_PROMPT_.
Copy out the lines below that hold the word "安全生产月".
>>
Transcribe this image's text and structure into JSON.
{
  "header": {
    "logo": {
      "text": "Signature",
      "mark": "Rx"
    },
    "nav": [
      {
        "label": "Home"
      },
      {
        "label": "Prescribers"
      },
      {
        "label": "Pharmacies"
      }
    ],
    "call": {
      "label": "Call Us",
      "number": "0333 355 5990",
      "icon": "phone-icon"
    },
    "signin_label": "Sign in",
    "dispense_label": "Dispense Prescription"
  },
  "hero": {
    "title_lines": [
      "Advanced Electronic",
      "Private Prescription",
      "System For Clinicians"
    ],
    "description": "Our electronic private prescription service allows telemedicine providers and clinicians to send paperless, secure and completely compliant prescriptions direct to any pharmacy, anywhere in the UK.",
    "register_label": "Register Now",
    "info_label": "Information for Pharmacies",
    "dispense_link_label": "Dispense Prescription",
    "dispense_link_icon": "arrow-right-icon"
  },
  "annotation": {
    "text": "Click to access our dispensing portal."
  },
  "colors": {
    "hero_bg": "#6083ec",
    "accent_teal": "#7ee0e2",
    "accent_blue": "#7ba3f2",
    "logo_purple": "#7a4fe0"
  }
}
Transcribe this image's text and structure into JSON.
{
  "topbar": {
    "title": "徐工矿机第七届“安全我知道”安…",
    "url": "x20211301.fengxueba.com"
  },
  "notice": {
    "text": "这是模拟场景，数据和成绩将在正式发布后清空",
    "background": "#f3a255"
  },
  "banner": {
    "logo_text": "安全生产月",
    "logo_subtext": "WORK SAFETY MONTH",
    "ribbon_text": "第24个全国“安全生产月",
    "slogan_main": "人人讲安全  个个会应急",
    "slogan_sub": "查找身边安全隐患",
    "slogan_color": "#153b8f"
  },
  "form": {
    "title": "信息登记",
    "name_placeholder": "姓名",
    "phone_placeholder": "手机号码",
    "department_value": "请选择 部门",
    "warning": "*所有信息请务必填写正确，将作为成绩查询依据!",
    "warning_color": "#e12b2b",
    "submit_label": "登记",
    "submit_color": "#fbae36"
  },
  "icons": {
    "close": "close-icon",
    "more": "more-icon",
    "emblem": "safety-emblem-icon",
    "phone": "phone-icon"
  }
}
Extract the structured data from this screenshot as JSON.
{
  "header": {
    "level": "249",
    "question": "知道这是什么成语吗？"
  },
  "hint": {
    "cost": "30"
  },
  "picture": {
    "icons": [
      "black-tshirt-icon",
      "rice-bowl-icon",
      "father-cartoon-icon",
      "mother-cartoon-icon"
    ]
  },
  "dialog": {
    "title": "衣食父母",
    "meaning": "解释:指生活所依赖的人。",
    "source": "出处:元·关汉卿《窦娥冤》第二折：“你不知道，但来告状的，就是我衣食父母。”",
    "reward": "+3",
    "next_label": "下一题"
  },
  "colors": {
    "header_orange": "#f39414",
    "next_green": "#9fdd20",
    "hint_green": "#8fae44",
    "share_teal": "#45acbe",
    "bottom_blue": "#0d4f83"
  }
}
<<
_EXERCISE RESULT_.
    "logo_text": "安全生产月",
    "ribbon_text": "第24个全国“安全生产月",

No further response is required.